Donald Trump has made an unexpected intervention in the debate over terminally ill toddler Charlie Gard.
The US President said he would be “delighted” to “help” the boy after doctors won a definitive court case to end his life-support treatment.
Charlie suffers from a rare genetic condition and has brain damage.
Mr Trump waded into the debate by referencing Pope Francis’ plea for the toddler’s parents to be allowed to “accompany and treat their child until the end”.
The US President wrote on Twitter: “If we can help little #CharlieGard, as per our friends in the U.K. and the Pope, we would be delighted to do so.”
In a statement, the White House said|: “Upon learning of baby Charlie Gard’s situation, President Trump has offered to help the family in this heartbreaking situation.
“Although the President himself has not spoken to the family, he does not want to pressure them in any way, members of the administration have spoken to the family in calls facilitated by the British government. The President is just trying to be helpful if at all possible.
If we can help little #CharlieGard, as per our friends in the U.K. and the Pope, we would be delighted to do so.
— Donald J. Trump (@realDonaldTrump) July 3, 2017
Charlie’s parents Connie Yates and Chris Gard posted a link to the tweet on their campaign Facebook page with heart emojis and the message: “If he’s still fighting, we’re still fighting!!! Xxx.”
The pair had raised £1.3m in donations to fly Charlie to the US for treatment known as nucleoside bypass therapy.
But medics at Great Ormond Street Hospital fought the bid, saying the operation was experimental and would not help him.
Judges in the High Court, Court of Appeal and the Supreme Court ruled against the parents and in favour of the doctors.
On Tuesday, the European Court of Human Rights refused to intervene.
Mr Gard and Ms Yates said afterwards that they were told Charlie would have his life support switched off on Friday.

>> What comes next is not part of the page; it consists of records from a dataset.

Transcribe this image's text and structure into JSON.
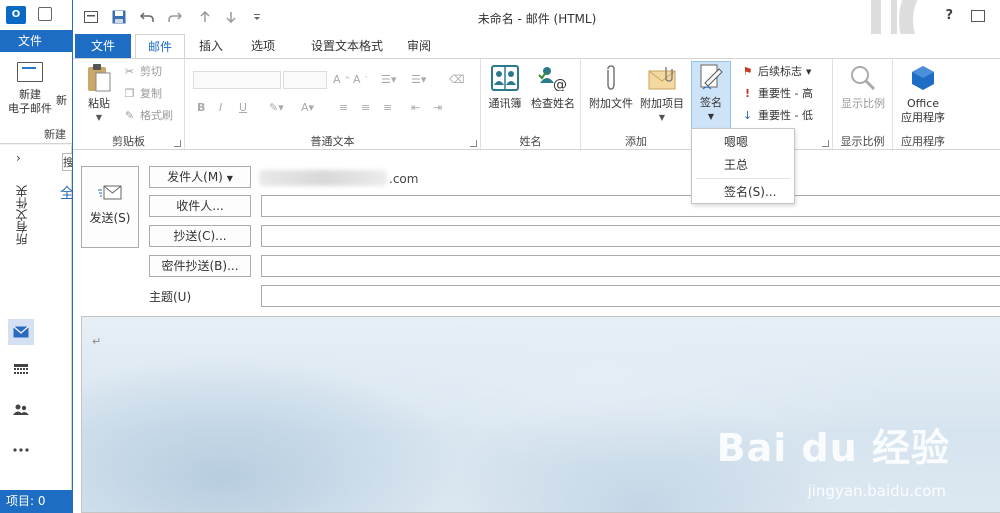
{
  "background_app": {
    "logo_text": "O",
    "file_tab": "文件",
    "new_mail_label": "新建\n电子邮件",
    "new_partial": "新",
    "new_group": "新建",
    "expand": "›",
    "folder_vertical": "所有文件夹",
    "search_partial": "搜",
    "all_partial": "全",
    "status": "项目: 0"
  },
  "window": {
    "title": "未命名 - 邮件 (HTML)",
    "help": "?"
  },
  "tabs": [
    {
      "label": "文件"
    },
    {
      "label": "邮件"
    },
    {
      "label": "插入"
    },
    {
      "label": "选项"
    },
    {
      "label": "设置文本格式"
    },
    {
      "label": "审阅"
    }
  ],
  "ribbon": {
    "clipboard": {
      "paste": "粘贴",
      "cut": "剪切",
      "copy": "复制",
      "format_painter": "格式刷",
      "group": "剪贴板"
    },
    "basic_text": {
      "group": "普通文本"
    },
    "names": {
      "address_book": "通讯簿",
      "check_names": "检查姓名",
      "group": "姓名"
    },
    "include": {
      "attach_file": "附加文件",
      "attach_item": "附加项目",
      "signature": "签名",
      "group": "添加"
    },
    "tags": {
      "follow_up": "后续标志",
      "high_importance": "重要性 - 高",
      "low_importance": "重要性 - 低"
    },
    "zoom": {
      "zoom": "显示比例",
      "group": "显示比例"
    },
    "apps": {
      "office_apps_line1": "Office",
      "office_apps_line2": "应用程序",
      "group": "应用程序"
    }
  },
  "signature_menu": {
    "items": [
      "嗯嗯",
      "王总"
    ],
    "signatures": "签名(S)..."
  },
  "message": {
    "send": "发送(S)",
    "from": "发件人(M)",
    "from_value": ".com",
    "to": "收件人...",
    "cc": "抄送(C)...",
    "bcc": "密件抄送(B)...",
    "subject": "主题(U)",
    "paragraph_mark": "↵"
  },
  "watermark": {
    "logo": "Bai du 经验",
    "url": "jingyan.baidu.com"
  },
  "colors": {
    "accent": "#1c6dc3",
    "signature_hover": "#cde3f7"
  }
}
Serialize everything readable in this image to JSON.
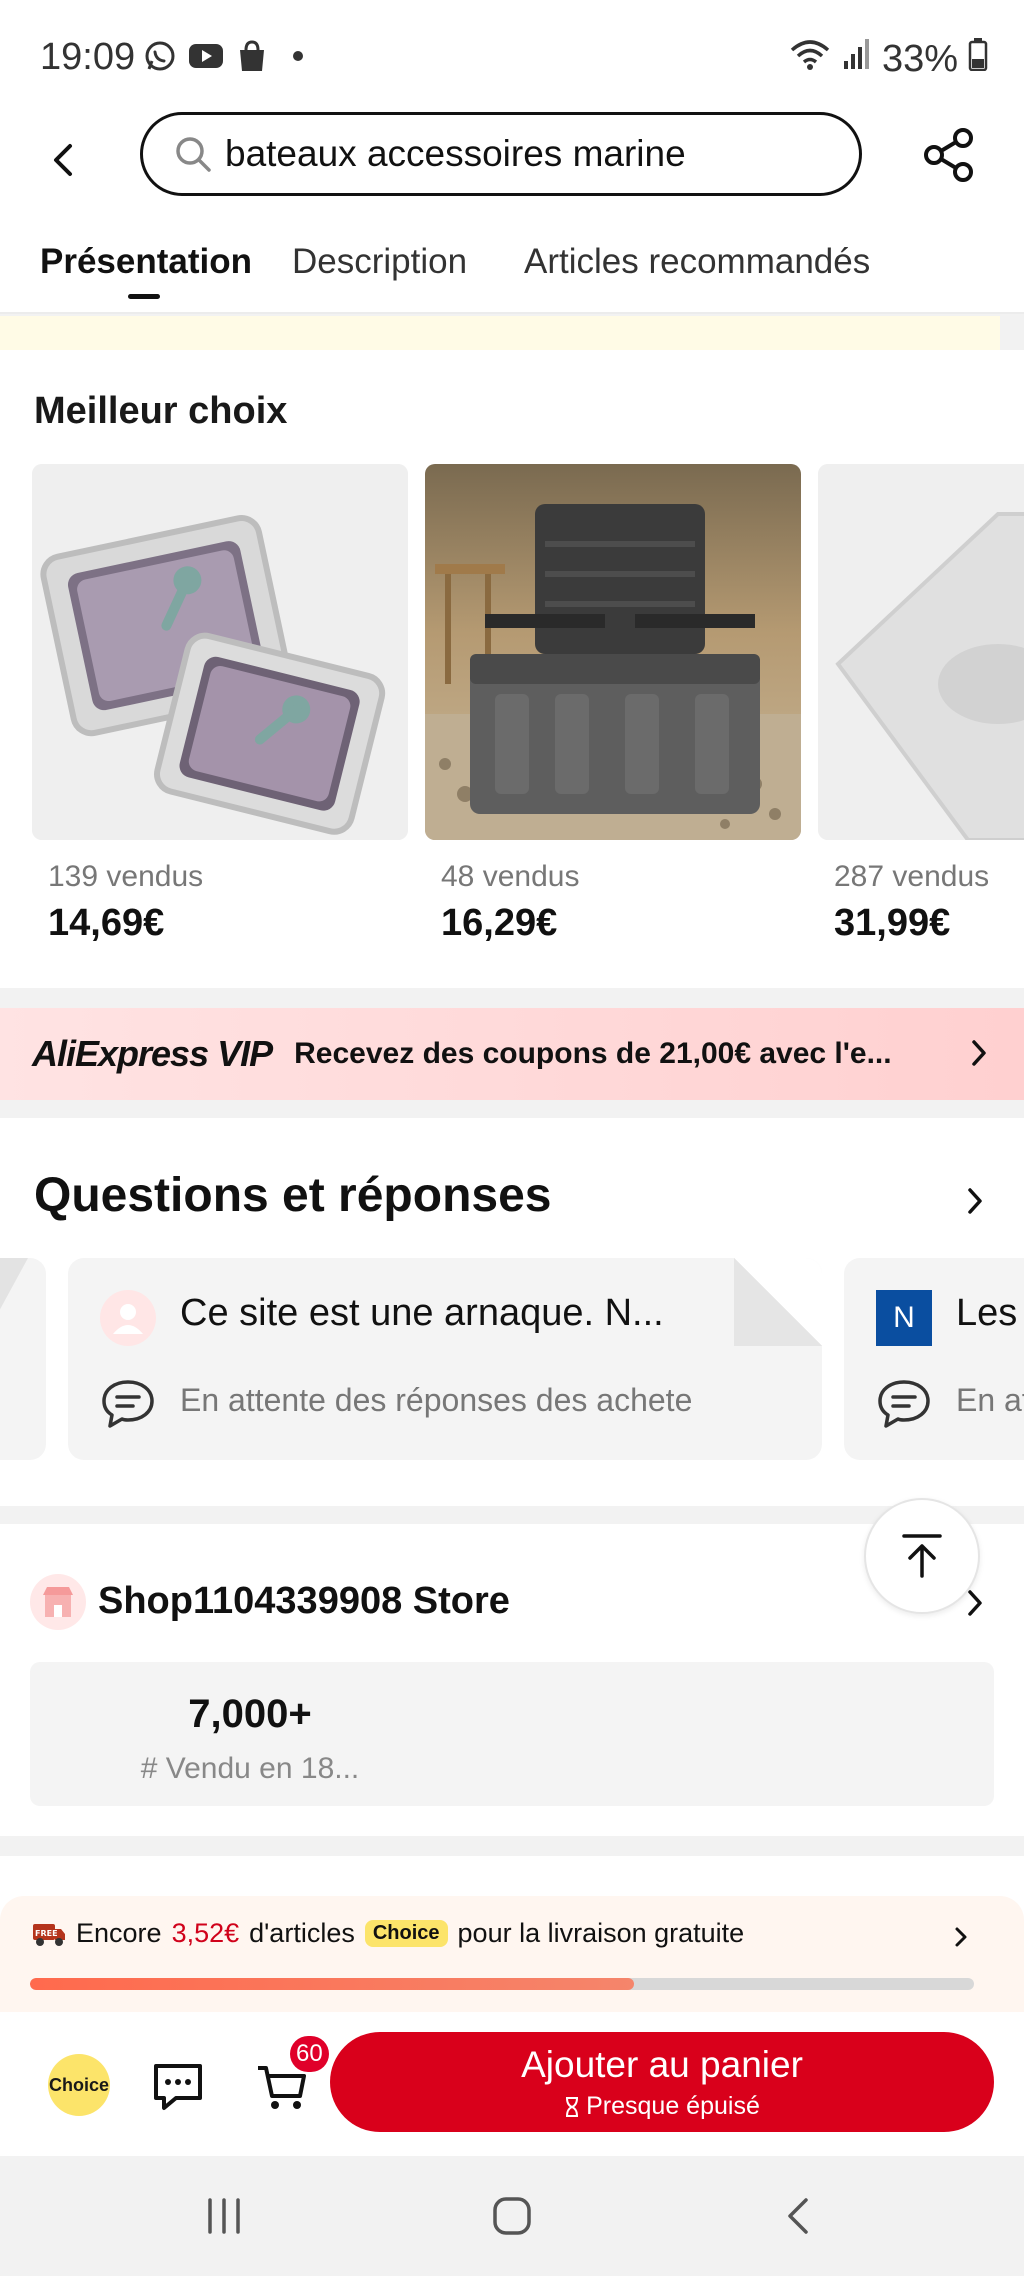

The pair claimed they were denied their final wish to take him home to die.
This article originally appeared on Sky News.